▸ The task
Nothing but the images is to be left out of your exact copy of the entries.

▸ Records supplied

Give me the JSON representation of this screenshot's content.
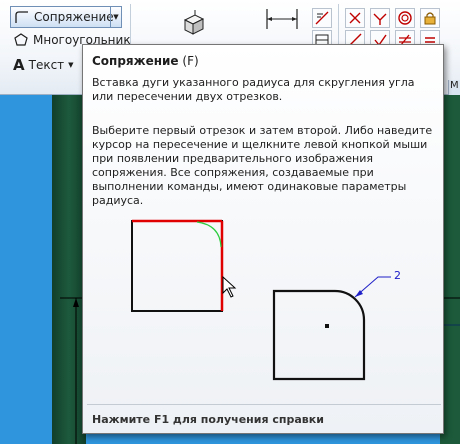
{
  "ribbon": {
    "fillet_button": {
      "label": "Сопряжение",
      "icon": "fillet-icon"
    },
    "polygon_button": {
      "label": "Многоугольник",
      "icon": "polygon-icon"
    },
    "text_button": {
      "label": "Текст",
      "icon": "text-icon",
      "glyph": "A"
    }
  },
  "tooltip": {
    "title": "Сопряжение",
    "shortcut": "(F)",
    "paragraph1": "Вставка дуги указанного радиуса для скругления угла или пересечении двух отрезков.",
    "paragraph2": "Выберите первый отрезок и затем второй. Либо наведите курсор на пересечение и щелкните левой кнопкой мыши при появлении предварительного изображения сопряжения. Все сопряжения, создаваемые при выполнении команды, имеют одинаковые параметры радиуса.",
    "illustration": {
      "callout_label": "2",
      "colors": {
        "highlight_edges": "#e00000",
        "preview_arc": "#2ecc40",
        "callout": "#2020c8"
      }
    },
    "footer": "Нажмите F1 для получения справки"
  },
  "colors": {
    "canvas": "#2f96de",
    "canvas_dark": "#1d5a3d",
    "ribbon_bg": "#f3f6fa"
  }
}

▸ Task answer
Give me the JSON representation of this screenshot's content.
{
  "ribbon": {
    "fillet_button": {
      "label": "Сопряжение",
      "icon": "fillet-icon"
    },
    "polygon_button": {
      "label": "Многоугольник",
      "icon": "polygon-icon"
    },
    "text_button": {
      "label": "Текст",
      "icon": "text-icon",
      "glyph": "A"
    }
  },
  "tooltip": {
    "title": "Сопряжение",
    "shortcut": "(F)",
    "paragraph1": "Вставка дуги указанного радиуса для скругления угла или пересечении двух отрезков.",
    "paragraph2": "Выберите первый отрезок и затем второй. Либо наведите курсор на пересечение и щелкните левой кнопкой мыши при появлении предварительного изображения сопряжения. Все сопряжения, создаваемые при выполнении команды, имеют одинаковые параметры радиуса.",
    "illustration": {
      "callout_label": "2",
      "colors": {
        "highlight_edges": "#e00000",
        "preview_arc": "#2ecc40",
        "callout": "#2020c8"
      }
    },
    "footer": "Нажмите F1 для получения справки"
  },
  "colors": {
    "canvas": "#2f96de",
    "canvas_dark": "#1d5a3d",
    "ribbon_bg": "#f3f6fa"
  }
}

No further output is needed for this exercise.